As the Treasurer has touched on the Finances on a running costs basis are in balance, but with little slack. The website and the office services we purchase make a large demand on us. Costs have been constrained in the past year as a precaution against weakness in membership numbers. Council also resolved to ensure resilience of the Institute by having a £19,000 reserve.
The Institute’s audit committee has undertaken a substantial review. It has made a number of recommendations. These include ensuring that there is a full and up to date set of Terms of Reference for the bodies in the Institute, and to review the strategy of the IOR, last set in 2010. The committee comprised Simon Ashby, Rubina Faber, who made a particularly notable contribution to the Audit, and Yema Tucker and I am very grateful for their work.
A key part of the IOR’s services to members is to provide pointers to them about conferences and courses worthy of our support. Daniel Golding, with colleagues David Breden and Roger Stockdale, have endorsed 15 events since April 2011 and supported a further 3 events. Preferential terms were received for members for all events which included either a discount of up to 25% and/or a free delegate place.
The Institute has continued to look at courses in Operational Risk Management and accredit the best. In 2011 the MSc course that Glasgow Caledonian was assessed and approved, following one at the University of East London. Assessment of these academic courses takes a lot of work, and Simon Ashby with Roger Stockdale and Rodney Young have been generous with their time. Jeremy Quick has been a guiding force of this valuable activity.
We will be electing new Directors to the Council of the Institute. I want to place on record our thanks to those who are retiring by normal rotation or who have resigned because of pressure of work. They are Simon Wheatley, Yema Tucker and Jeremy Quick.
Simon has been a voice of practical sense on the Council. From the point of view of the Council it is unfortunate that Simon’s work has not only grown because of merger activity by his firm, but that he has also had to do a lot more overseas travelling as a consequence. We are grateful to Simon for his service.
Yema has made a huge contribution to the Institute, in particular in the most difficult years when it was shifting to a small group in which nearly everyone knew everyone else, to being a much larger activity. Yema put in place the processes we needed especially around membership, and acted as secretary to the Executive Committee for a long time. We are grateful for all Yema has done.

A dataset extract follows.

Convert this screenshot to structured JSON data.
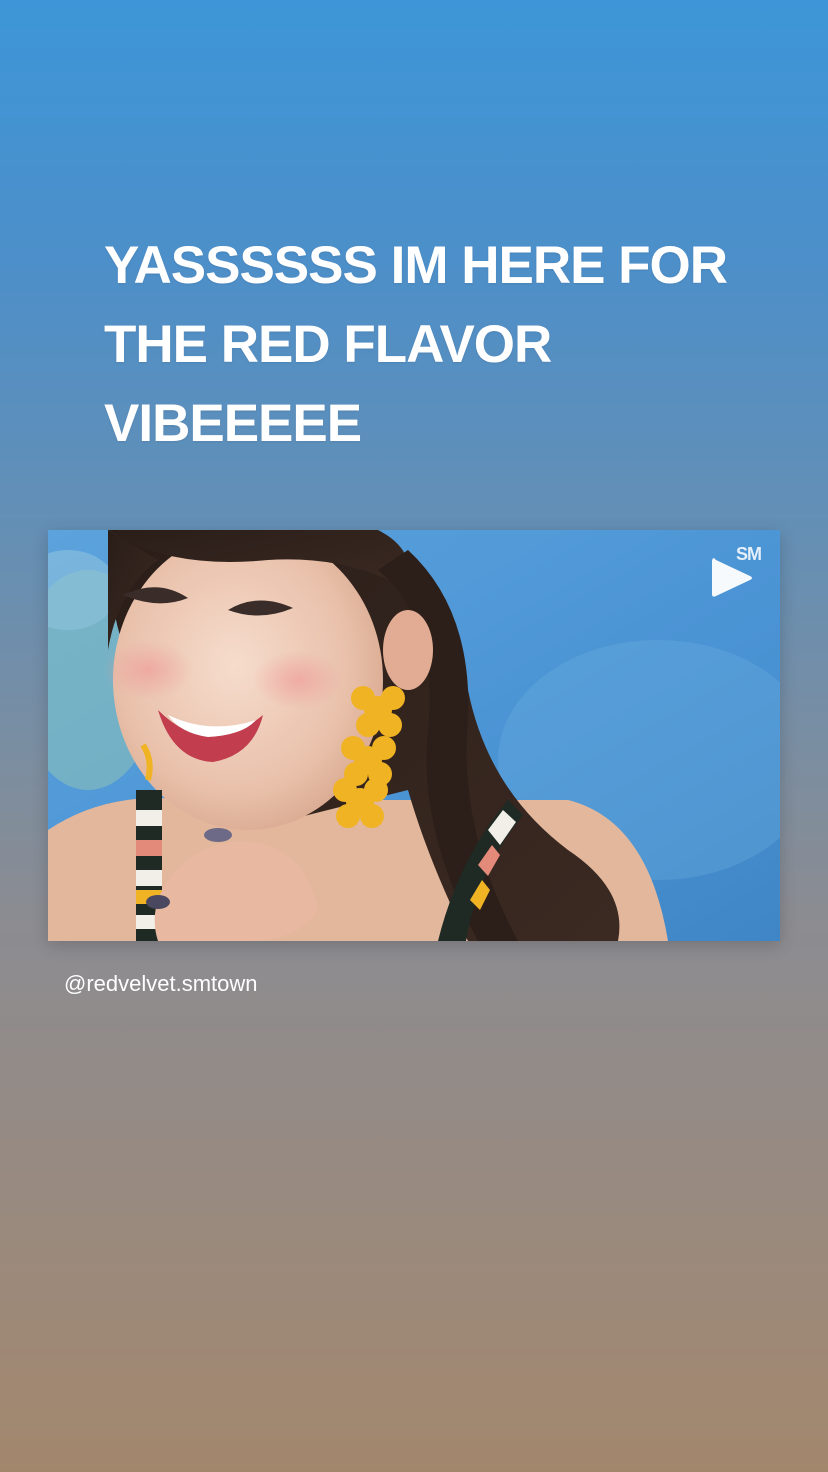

Jeremy has been a great supporter of the Institute, including being a moving force of its antecedent, the Operational Risk Research Forum which first got discussion going about this new thing called Operational Risk. He has strongly believed in the development of the discipline at the personal and institutional level. His work in recent years on the accreditation of courses has been notable and I am pleased that he will be continuing to give his time to this. His wisdom and advice on Council has been invaluable.
Finally I must thank the members of the Executive Committee and workstream leaders for their contribution to the IOR in the year under review. Chaired by Asim Balouch the members are Michael Faber, Ron Cox, Stephen Murgatroyd, John Chapman, Mike Laird, Alan Dunk and Trevor Bedeman.
So the Institute continues to promote the discipline of operational risk with membership solid, and we hope applications will accelerate again. The Council is grateful for the support of all members, and I would like to assure all that it is the firm intention of myself, the Council and the Executive Committee to provide a unique service to members.